In Australia, several laws protect the rights of consumers who are unable to understand an invoice due to reasons such as language barriers or disabilities. These laws ensure that consumers receive necessary assistance and accommodations to access essential information.

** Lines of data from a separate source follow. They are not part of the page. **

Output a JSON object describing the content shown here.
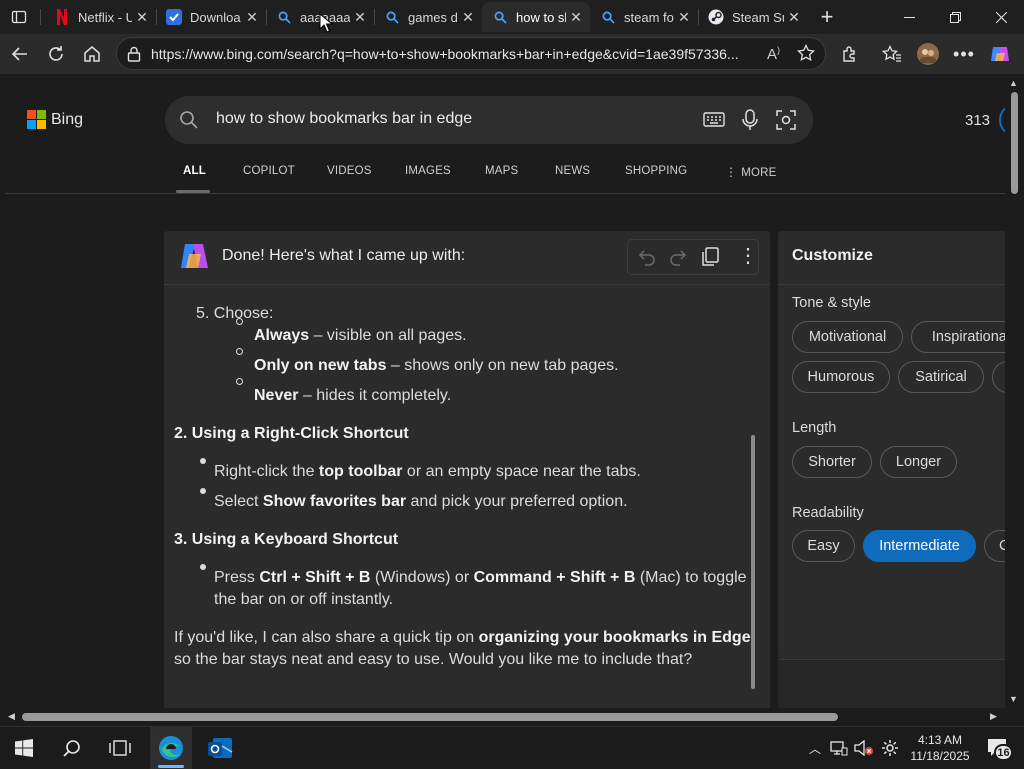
{
  "tabs": [
    {
      "label": "Netflix - U",
      "icon": "netflix-icon"
    },
    {
      "label": "Downloa",
      "icon": "downloads-icon"
    },
    {
      "label": "aaaaaaaa",
      "icon": "search-icon"
    },
    {
      "label": "games d",
      "icon": "search-icon"
    },
    {
      "label": "how to sl",
      "icon": "search-icon",
      "active": true
    },
    {
      "label": "steam fo",
      "icon": "search-icon"
    },
    {
      "label": "Steam Su",
      "icon": "steam-icon"
    }
  ],
  "address": {
    "url": "https://www.bing.com/search?q=how+to+show+bookmarks+bar+in+edge&cvid=1ae39f57336..."
  },
  "bing": {
    "logo": "Bing",
    "query": "how to show bookmarks bar in edge",
    "rewards": "313",
    "nav": [
      "ALL",
      "COPILOT",
      "VIDEOS",
      "IMAGES",
      "MAPS",
      "NEWS",
      "SHOPPING",
      "MORE"
    ]
  },
  "chat": {
    "header": "Done! Here's what I came up with:",
    "step5_num": "5.",
    "step5_label": "Choose:",
    "opt1_b": "Always",
    "opt1_t": " – visible on all pages.",
    "opt2_b": "Only on new tabs",
    "opt2_t": " – shows only on new tab pages.",
    "opt3_b": "Never",
    "opt3_t": " – hides it completely.",
    "h2": "2. Using a Right-Click Shortcut",
    "rc1_a": "Right-click the ",
    "rc1_b": "top toolbar",
    "rc1_c": " or an empty space near the tabs.",
    "rc2_a": "Select ",
    "rc2_b": "Show favorites bar",
    "rc2_c": " and pick your preferred option.",
    "h3": "3. Using a Keyboard Shortcut",
    "kb_a": "Press ",
    "kb_b": "Ctrl + Shift + B",
    "kb_c": " (Windows) or ",
    "kb_d": "Command + Shift + B",
    "kb_e": " (Mac) to toggle",
    "kb_f": "the bar on or off instantly.",
    "outro1_a": "If you'd like, I can also share a quick tip on ",
    "outro1_b": "organizing your bookmarks in Edge",
    "outro2": "so the bar stays neat and easy to use. Would you like me to include that?"
  },
  "customize": {
    "title": "Customize",
    "tone_label": "Tone & style",
    "tone_chips": [
      "Motivational",
      "Inspirational",
      "Humorous",
      "Satirical"
    ],
    "length_label": "Length",
    "length_chips": [
      "Shorter",
      "Longer"
    ],
    "readability_label": "Readability",
    "readability_chips": [
      "Easy",
      "Intermediate",
      "C"
    ],
    "readability_selected": "Intermediate"
  },
  "taskbar": {
    "time": "4:13 AM",
    "date": "11/18/2025",
    "notifications": "16"
  },
  "colors": {
    "accent": "#0f6cbd",
    "chrome_bg": "#2b2b2b",
    "page_bg": "#1c1c1c"
  }
}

  1. Australian Consumer Law (ACL): The ACL provides comprehensive consumer protection in Australia. Under the ACL, consumers have the right to receive clear and accurate information about their purchases, including invoices. If a consumer is unable to understand an invoice, businesses may be required to provide assistance or alternative formats to ensure accessibility.
  2. Disability Discrimination Act 1992 (DDA): The DDA prohibits discrimination against individuals with disabilities in various areas, including access to goods, services, and facilities. Businesses are required to make reasonable adjustments to ensure that people with disabilities can access information, including invoices, in a format that is accessible to them.
  3. National Consumer Credit Protection Act 2009 (NCCP Act): The NCCP Act regulates consumer credit in Australia and ensures that consumers receive clear and transparent information about credit contracts, including invoices for credit transactions. If a consumer is unable to understand an invoice related to a credit transaction, the lender may be required to provide assistance or explanations to ensure comprehension.
  4. Privacy Act 1988: The Privacy Act governs the handling of personal information by Australian government agencies and businesses. It includes provisions related to the collection, use, and disclosure of personal information, including information contained in invoices. Businesses are required to ensure that consumers’ personal information, including invoices, is handled securely and transparently.
  5. Australian Human Rights Commission Act 1986: This legislation establishes the Australian Human Rights Commission (AHRC), which is responsible for promoting and protecting human rights in Australia, including the rights of consumers with disabilities. The AHRC may investigate complaints of discrimination related to accessibility and provide guidance on compliance with disability discrimination laws.

Hand moving a blue pawn one step forward.


These laws collectively aim to ensure that consumers in Australia, including those who may face barriers to understanding invoices, receive necessary support and accommodations to access essential information. Businesses are required to comply with these laws to ensure that all consumers can fully exercise their rights and make informed decisions about their purchases.

If you have any issues, there is advocacy for accessible bills.  Please contact your disability support group for more information.